The signing of the Nigerian Content Act on April 22, 2010 by President Goodluck Jonathan marked the beginning of the turn around in the activities of indigenous contractors in the Nigerian Oil and Gas industry.
The implementation of the NCDMB, according to stakeholders, has increased the number of technology-driven workspaces and capacity building by indigenous contractors who originally could not compete with foreign contractors.
Indigenous firms are no longer content with being minority partners and have started to develop the financial resources and technical expertise to make them formidable forces within the industry – bolstered by their ability to own and operate their own assets independently or in favourable partnerships with international companies.
This shift has resulted in an over 100 percent jump in the percentage of Nigeria’s oil production which can be attributed to indigenous players and equally, significantly increasing the contribution that indigenous companies make to the national economy.
Indigenous companies have purchased billions worth of assets from firms such as Eni, Shell, Chevron and Total in the past decade.

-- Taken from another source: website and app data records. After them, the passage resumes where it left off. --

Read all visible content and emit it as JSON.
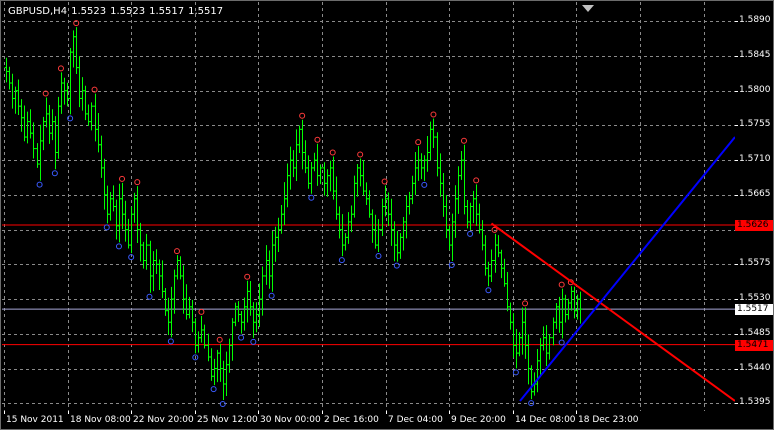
{
  "header": {
    "symbol": "GBPUSD,H4",
    "open": "1.5523",
    "high": "1.5523",
    "low": "1.5517",
    "close": "1.5517"
  },
  "price_axis": {
    "ticks": [
      "1.5890",
      "1.5845",
      "1.5800",
      "1.5755",
      "1.5710",
      "1.5665",
      "1.5620",
      "1.5575",
      "1.5530",
      "1.5485",
      "1.5440",
      "1.5395"
    ],
    "tick_values": [
      1.589,
      1.5845,
      1.58,
      1.5755,
      1.571,
      1.5665,
      1.562,
      1.5575,
      1.553,
      1.5485,
      1.544,
      1.5395
    ],
    "current_price": "1.5517",
    "resistance_level": "1.5626",
    "support_level": "1.5471"
  },
  "time_axis": {
    "labels": [
      "15 Nov 2011",
      "18 Nov 08:00",
      "22 Nov 20:00",
      "25 Nov 12:00",
      "30 Nov 00:00",
      "2 Dec 16:00",
      "7 Dec 04:00",
      "9 Dec 20:00",
      "14 Dec 08:00",
      "18 Dec 23:00"
    ]
  },
  "colors": {
    "background": "#000000",
    "grid": "#8a8a8a",
    "bars": "#00ff00",
    "fractal_marker": "#ff3b3b",
    "fractal_marker_low": "#3a5bff",
    "horizontal_level": "#ff0000",
    "current_price_line": "#a8a8d8",
    "downtrend_line": "#ff0000",
    "uptrend_line": "#0000ff",
    "text": "#ffffff"
  },
  "chart_data": {
    "type": "ohlc",
    "series_name": "GBPUSD,H4",
    "ylim": [
      1.5385,
      1.5915
    ],
    "grid": true,
    "close_path": [
      1.5825,
      1.581,
      1.579,
      1.58,
      1.578,
      1.5765,
      1.574,
      1.576,
      1.5745,
      1.5725,
      1.5705,
      1.5735,
      1.576,
      1.577,
      1.5745,
      1.576,
      1.572,
      1.578,
      1.581,
      1.58,
      1.579,
      1.585,
      1.587,
      1.583,
      1.579,
      1.58,
      1.577,
      1.576,
      1.578,
      1.575,
      1.573,
      1.57,
      1.5665,
      1.564,
      1.566,
      1.565,
      1.5625,
      1.566,
      1.564,
      1.562,
      1.56,
      1.564,
      1.566,
      1.562,
      1.56,
      1.558,
      1.56,
      1.556,
      1.558,
      1.5575,
      1.556,
      1.554,
      1.5515,
      1.55,
      1.553,
      1.556,
      1.558,
      1.556,
      1.553,
      1.551,
      1.552,
      1.55,
      1.547,
      1.548,
      1.549,
      1.547,
      1.5455,
      1.543,
      1.544,
      1.546,
      1.544,
      1.542,
      1.5445,
      1.547,
      1.55,
      1.552,
      1.551,
      1.55,
      1.552,
      1.554,
      1.552,
      1.55,
      1.551,
      1.553,
      1.556,
      1.558,
      1.556,
      1.56,
      1.561,
      1.562,
      1.564,
      1.566,
      1.569,
      1.571,
      1.57,
      1.573,
      1.575,
      1.572,
      1.57,
      1.568,
      1.57,
      1.571,
      1.569,
      1.57,
      1.568,
      1.569,
      1.57,
      1.567,
      1.564,
      1.562,
      1.56,
      1.561,
      1.563,
      1.564,
      1.568,
      1.57,
      1.569,
      1.567,
      1.566,
      1.564,
      1.562,
      1.56,
      1.562,
      1.565,
      1.566,
      1.564,
      1.562,
      1.56,
      1.559,
      1.561,
      1.563,
      1.565,
      1.566,
      1.568,
      1.57,
      1.571,
      1.57,
      1.571,
      1.572,
      1.575,
      1.574,
      1.57,
      1.568,
      1.565,
      1.562,
      1.56,
      1.563,
      1.566,
      1.569,
      1.571,
      1.565,
      1.563,
      1.565,
      1.566,
      1.564,
      1.562,
      1.56,
      1.557,
      1.556,
      1.558,
      1.56,
      1.559,
      1.557,
      1.555,
      1.552,
      1.55,
      1.547,
      1.546,
      1.548,
      1.55,
      1.547,
      1.544,
      1.541,
      1.542,
      1.545,
      1.547,
      1.548,
      1.546,
      1.548,
      1.55,
      1.552,
      1.55,
      1.553,
      1.551,
      1.5525,
      1.554,
      1.5515,
      1.553,
      1.5517
    ]
  }
}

Nigeria has the opportunity to establish one of the largest and most value-creating domestic upstream industries in the world if it can continue to domesticate the technical skill and the financial resources and expertise that have emerged over the last decade.
But the industry is fragile, and its emergence has come at a time of almost unprecedented volatility in global oil markets.
The skills gap in the oil and gas sector has been a major obstacle to its growth. It is this human capital that builds, maintains and services these assets and delivers value. Investing in the development of sector-specific skills is an essential component of sustainable growth and major steps forward have been taken over the last decade, success that must be built upon, and not reversed.
Hence , it is for this reason that the Petroleum Technology Association of Nigeria (PTAN) which is an association of indigenous oilfield service companies in the upstream and downstream sectors of the oil industry, have consistently attested to the contributions of the local content law in boosting capacity of indigenous operators for the growth of the sector.
During the 2018 event delegates had the opportunity to participate in business, technical and special focus sessions, and hear from prominent industry speakers and representatives from both the regional and international oil and gas community
WAIPEC 2017 was the largest petroleum event of its kind in West Africa, as the city of Lagos welcomed in thousands of key regional stakeholders – plus leading international E&P firms and partners – to develop and drive new business across the sector.
It featured in excess of 25 technical and strategic conference sessions, driven by an esteemed steering committee click here for full details.